To do.
Please repeat the records beneath this task exactly as they appear, but skip the images.

Given entries.
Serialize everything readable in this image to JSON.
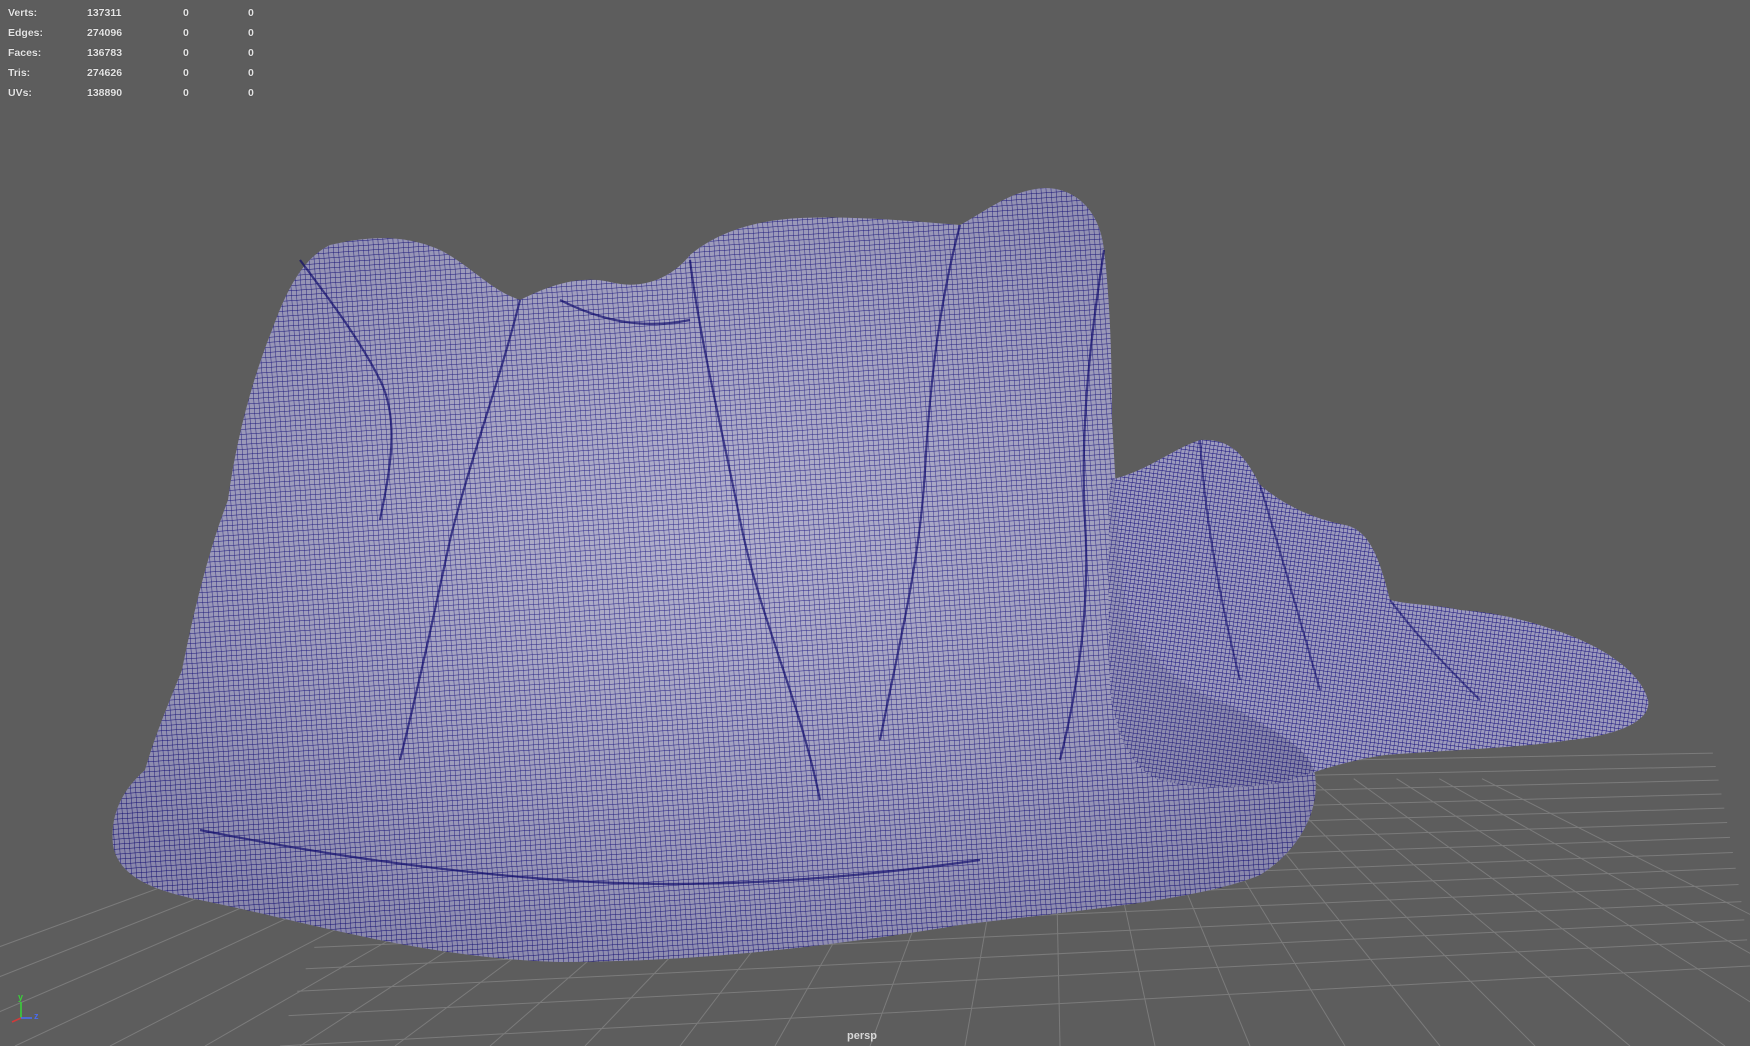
{
  "viewport": {
    "camera": "persp"
  },
  "stats": {
    "rows": [
      {
        "label": "Verts:",
        "total": "137311",
        "selected": "0",
        "component": "0"
      },
      {
        "label": "Edges:",
        "total": "274096",
        "selected": "0",
        "component": "0"
      },
      {
        "label": "Faces:",
        "total": "136783",
        "selected": "0",
        "component": "0"
      },
      {
        "label": "Tris:",
        "total": "274626",
        "selected": "0",
        "component": "0"
      },
      {
        "label": "UVs:",
        "total": "138890",
        "selected": "0",
        "component": "0"
      }
    ]
  },
  "axis_gizmo": {
    "y": "y",
    "z": "z",
    "x_color": "#d13a3a",
    "y_color": "#3ad13a",
    "z_color": "#4a6cf0"
  },
  "colors": {
    "background": "#5d5d5d",
    "grid": "#7a7a7a",
    "mesh_fill": "#a6a4c4",
    "wire": "#0e0a7a"
  }
}
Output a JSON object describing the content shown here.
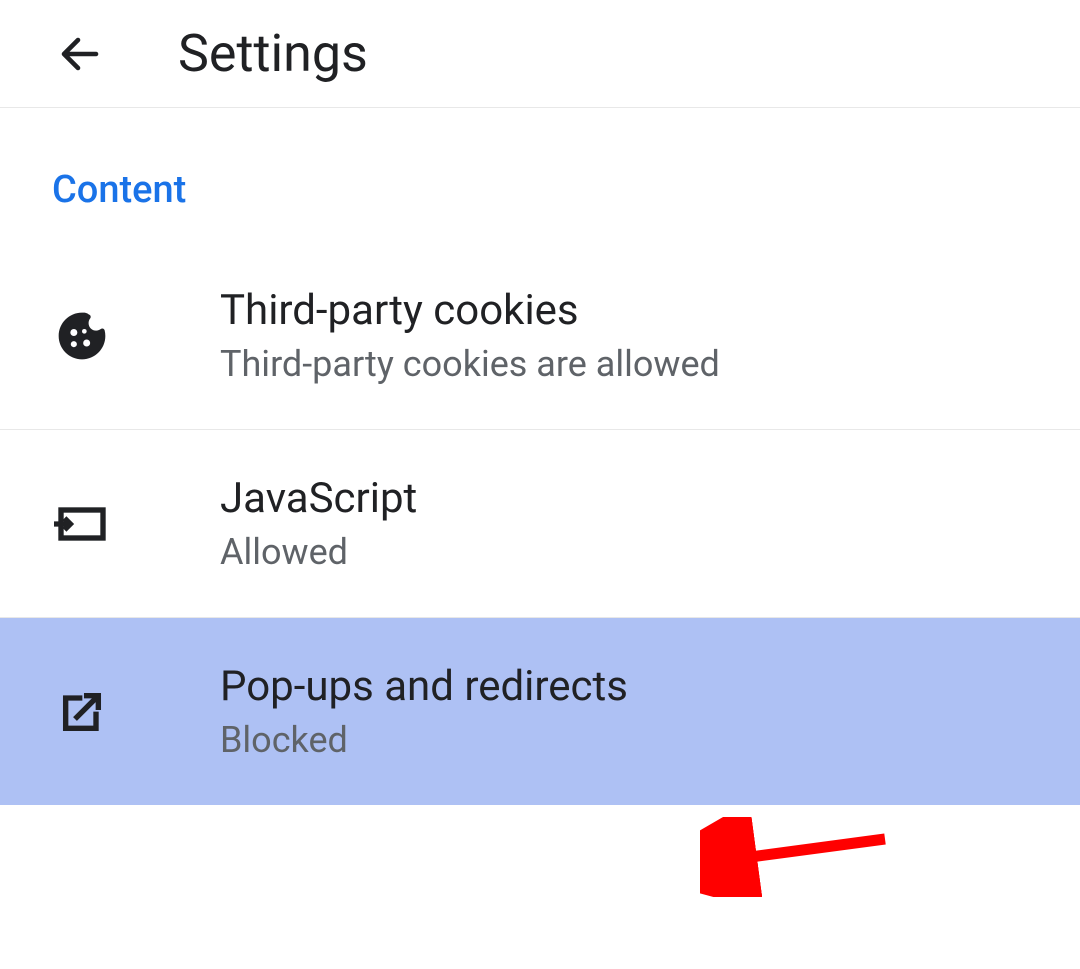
{
  "header": {
    "title": "Settings"
  },
  "section": {
    "label": "Content"
  },
  "items": [
    {
      "title": "Third-party cookies",
      "subtitle": "Third-party cookies are allowed"
    },
    {
      "title": "JavaScript",
      "subtitle": "Allowed"
    },
    {
      "title": "Pop-ups and redirects",
      "subtitle": "Blocked"
    }
  ]
}
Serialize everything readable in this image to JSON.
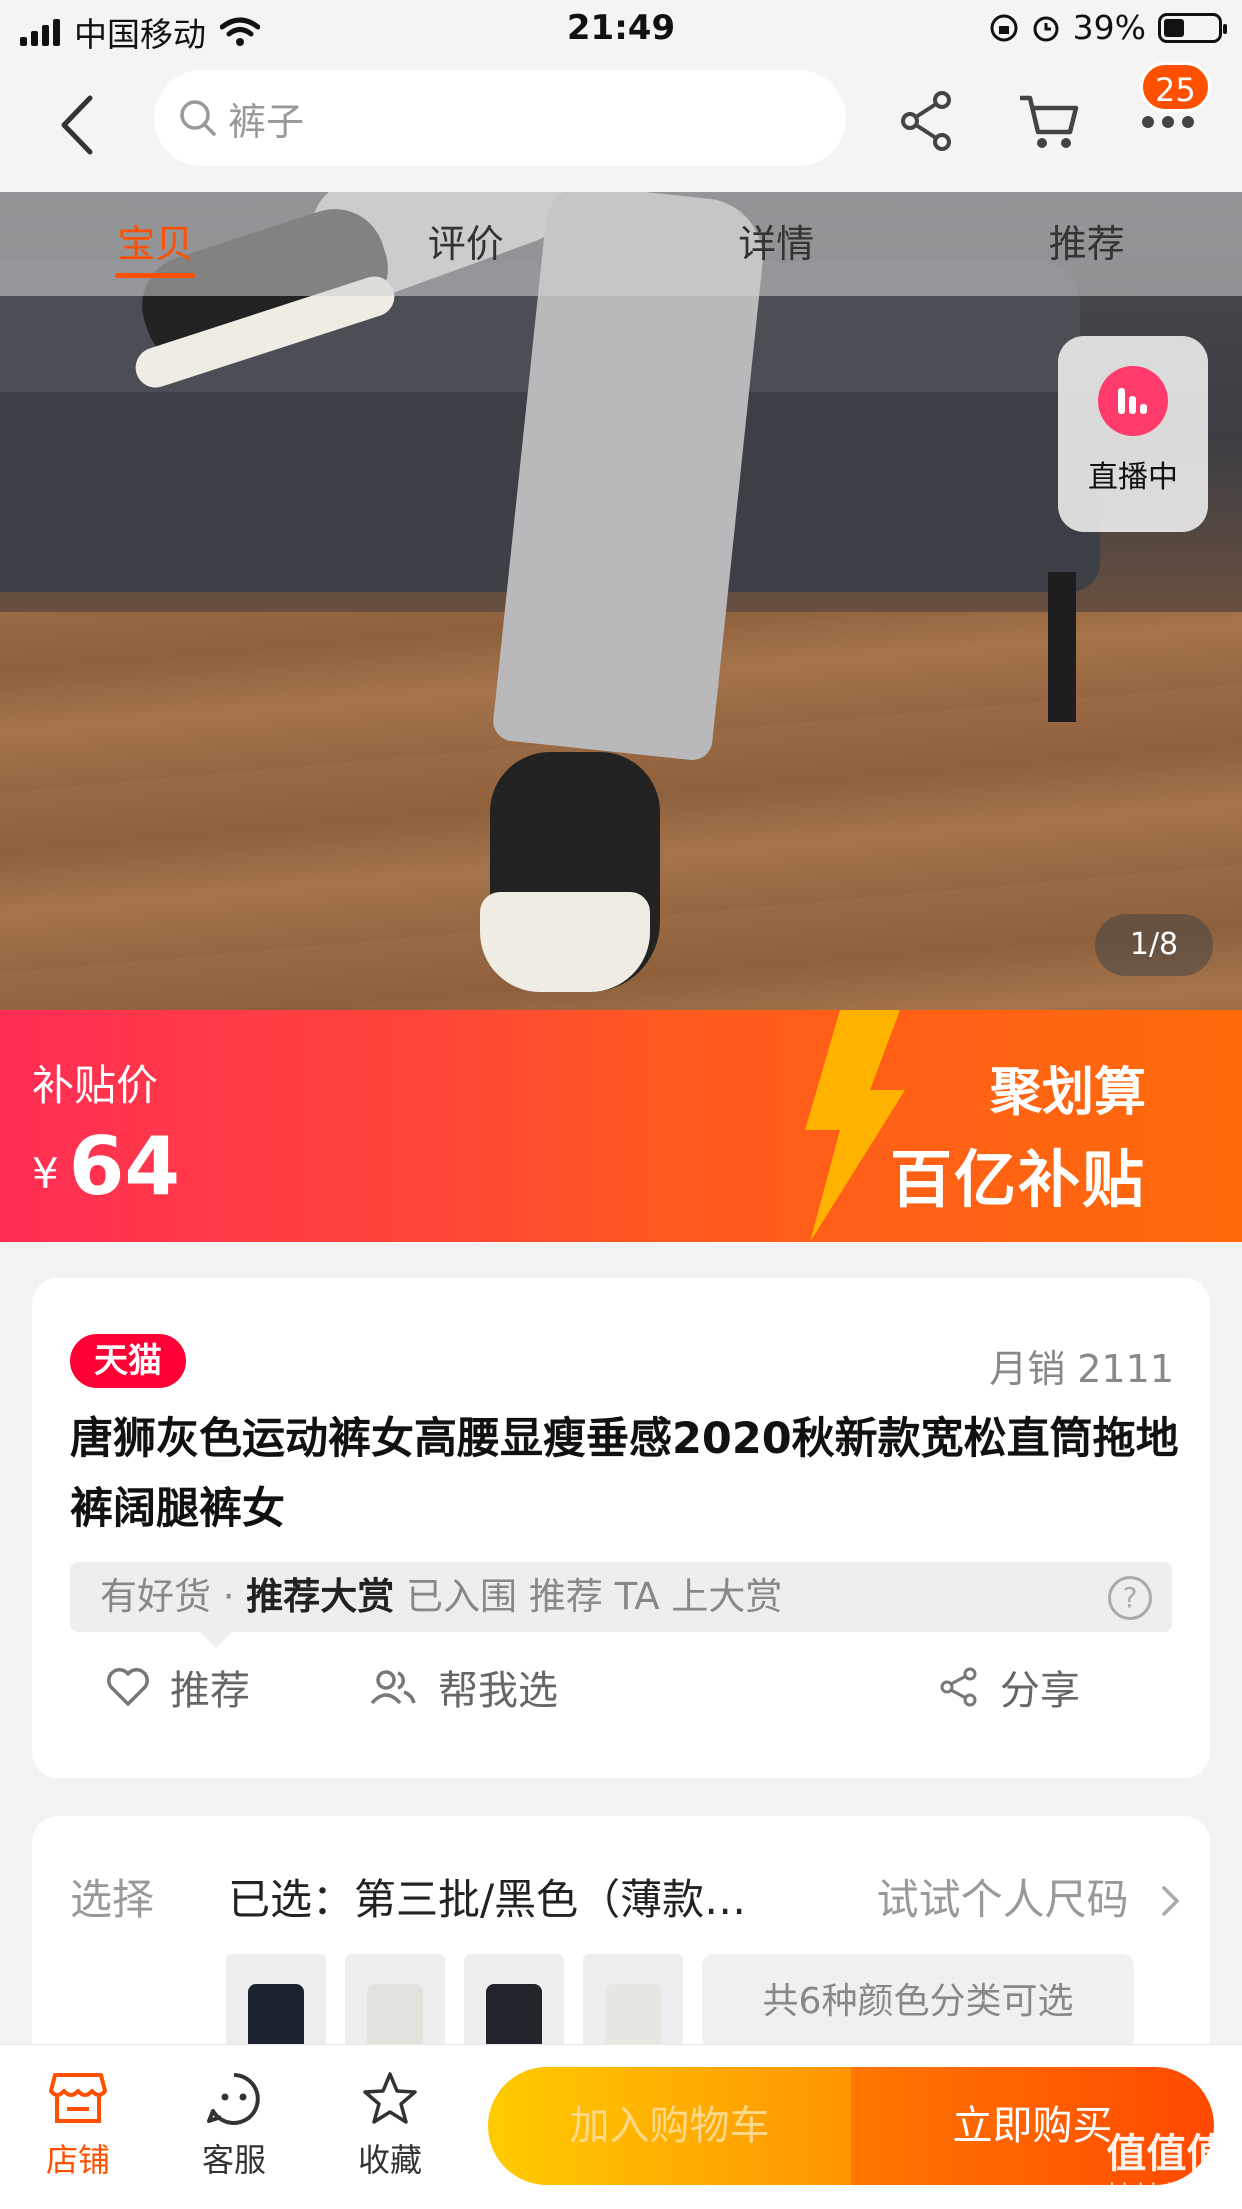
{
  "status": {
    "carrier": "中国移动",
    "time": "21:49",
    "battery": "39%"
  },
  "header": {
    "search_placeholder": "裤子",
    "cart_badge": "25"
  },
  "tabs": [
    {
      "label": "宝贝",
      "active": true
    },
    {
      "label": "评价",
      "active": false
    },
    {
      "label": "详情",
      "active": false
    },
    {
      "label": "推荐",
      "active": false
    }
  ],
  "live": {
    "label": "直播中"
  },
  "gallery": {
    "counter": "1/8"
  },
  "price": {
    "label": "补贴价",
    "currency": "¥",
    "value": "64",
    "promo_line1": "聚划算",
    "promo_line2": "百亿补贴"
  },
  "product": {
    "badge": "天猫",
    "sales": "月销 2111",
    "title": "唐狮灰色运动裤女高腰显瘦垂感2020秋新款宽松直筒拖地裤阔腿裤女",
    "haohuo_prefix": "有好货 · ",
    "haohuo_bold": "推荐大赏",
    "haohuo_suffix": " 已入围 推荐 TA 上大赏",
    "help": "?",
    "actions": {
      "recommend": "推荐",
      "help_choose": "帮我选",
      "share": "分享"
    }
  },
  "selection": {
    "label": "选择",
    "value": "已选：第三批/黑色（薄款…",
    "fit": "试试个人尺码",
    "colors_note": "共6种颜色分类可选"
  },
  "bottom": {
    "shop": "店铺",
    "service": "客服",
    "favorite": "收藏",
    "add_cart": "加入购物车",
    "buy_now": "立即购买"
  },
  "watermark": {
    "line1": "值值值",
    "line2": "zhizhizhi.com"
  },
  "colors": {
    "accent": "#ff5000",
    "tmall": "#ff0036"
  }
}
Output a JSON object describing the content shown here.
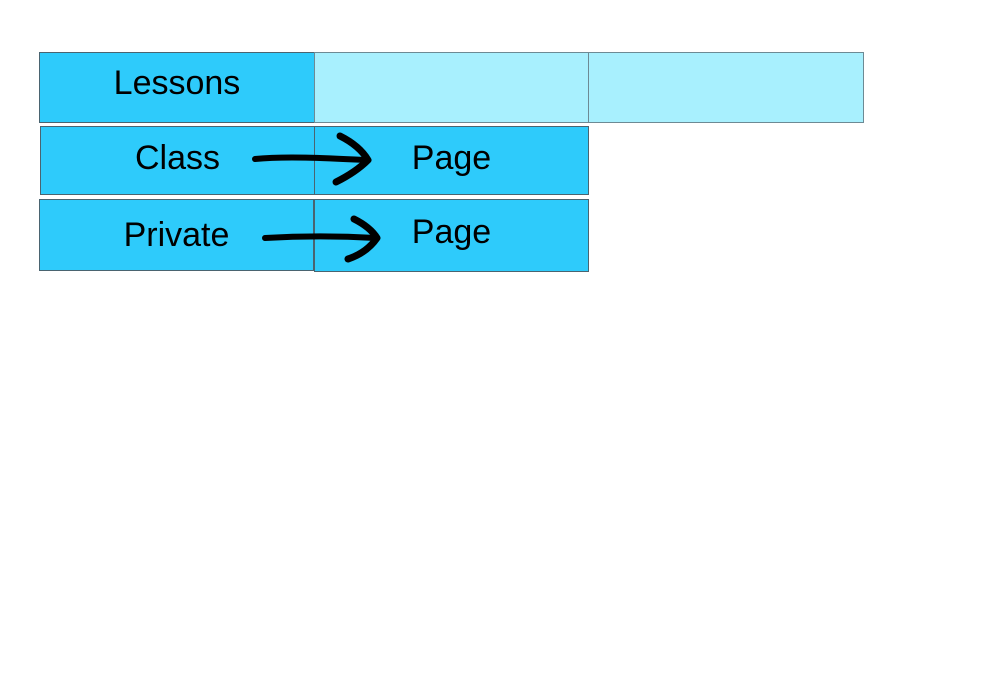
{
  "nodes": {
    "lessons": {
      "label": "Lessons"
    },
    "class": {
      "label": "Class"
    },
    "private": {
      "label": "Private"
    },
    "class_page": {
      "label": "Page"
    },
    "private_page": {
      "label": "Page"
    }
  },
  "edges": [
    {
      "from": "class",
      "to": "class_page"
    },
    {
      "from": "private",
      "to": "private_page"
    }
  ],
  "colors": {
    "box_fill": "#2ecbfb",
    "empty_box_fill": "#a8f0fe",
    "arrow": "#000000",
    "border": "#4a6470"
  }
}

Exercise result.
Serialize everything readable in this image to JSON.
{
  "viewport": {
    "camera": "persp"
  },
  "stats": {
    "rows": [
      {
        "label": "Verts:",
        "total": "137311",
        "selected": "0",
        "component": "0"
      },
      {
        "label": "Edges:",
        "total": "274096",
        "selected": "0",
        "component": "0"
      },
      {
        "label": "Faces:",
        "total": "136783",
        "selected": "0",
        "component": "0"
      },
      {
        "label": "Tris:",
        "total": "274626",
        "selected": "0",
        "component": "0"
      },
      {
        "label": "UVs:",
        "total": "138890",
        "selected": "0",
        "component": "0"
      }
    ]
  },
  "axis_gizmo": {
    "y": "y",
    "z": "z",
    "x_color": "#d13a3a",
    "y_color": "#3ad13a",
    "z_color": "#4a6cf0"
  },
  "colors": {
    "background": "#5d5d5d",
    "grid": "#7a7a7a",
    "mesh_fill": "#a6a4c4",
    "wire": "#0e0a7a"
  }
}
Output a JSON object describing the content shown here.
{
  "header": {
    "title": "Settings"
  },
  "section": {
    "label": "Content"
  },
  "items": [
    {
      "title": "Third-party cookies",
      "subtitle": "Third-party cookies are allowed"
    },
    {
      "title": "JavaScript",
      "subtitle": "Allowed"
    },
    {
      "title": "Pop-ups and redirects",
      "subtitle": "Blocked"
    }
  ]
}
Serialize everything readable in this image to JSON.
{
  "status": {
    "carrier": "中国移动",
    "time": "21:49",
    "battery": "39%"
  },
  "header": {
    "search_placeholder": "裤子",
    "cart_badge": "25"
  },
  "tabs": [
    {
      "label": "宝贝",
      "active": true
    },
    {
      "label": "评价",
      "active": false
    },
    {
      "label": "详情",
      "active": false
    },
    {
      "label": "推荐",
      "active": false
    }
  ],
  "live": {
    "label": "直播中"
  },
  "gallery": {
    "counter": "1/8"
  },
  "price": {
    "label": "补贴价",
    "currency": "¥",
    "value": "64",
    "promo_line1": "聚划算",
    "promo_line2": "百亿补贴"
  },
  "product": {
    "badge": "天猫",
    "sales": "月销 2111",
    "title": "唐狮灰色运动裤女高腰显瘦垂感2020秋新款宽松直筒拖地裤阔腿裤女",
    "haohuo_prefix": "有好货 · ",
    "haohuo_bold": "推荐大赏",
    "haohuo_suffix": " 已入围 推荐 TA 上大赏",
    "help": "?",
    "actions": {
      "recommend": "推荐",
      "help_choose": "帮我选",
      "share": "分享"
    }
  },
  "selection": {
    "label": "选择",
    "value": "已选：第三批/黑色（薄款…",
    "fit": "试试个人尺码",
    "colors_note": "共6种颜色分类可选"
  },
  "bottom": {
    "shop": "店铺",
    "service": "客服",
    "favorite": "收藏",
    "add_cart": "加入购物车",
    "buy_now": "立即购买"
  },
  "watermark": {
    "line1": "值值值",
    "line2": "zhizhizhi.com"
  },
  "colors": {
    "accent": "#ff5000",
    "tmall": "#ff0036"
  }
}
Output a JSON object describing the content shown here.
{
  "nodes": {
    "lessons": {
      "label": "Lessons"
    },
    "class": {
      "label": "Class"
    },
    "private": {
      "label": "Private"
    },
    "class_page": {
      "label": "Page"
    },
    "private_page": {
      "label": "Page"
    }
  },
  "edges": [
    {
      "from": "class",
      "to": "class_page"
    },
    {
      "from": "private",
      "to": "private_page"
    }
  ],
  "colors": {
    "box_fill": "#2ecbfb",
    "empty_box_fill": "#a8f0fe",
    "arrow": "#000000",
    "border": "#4a6470"
  }
}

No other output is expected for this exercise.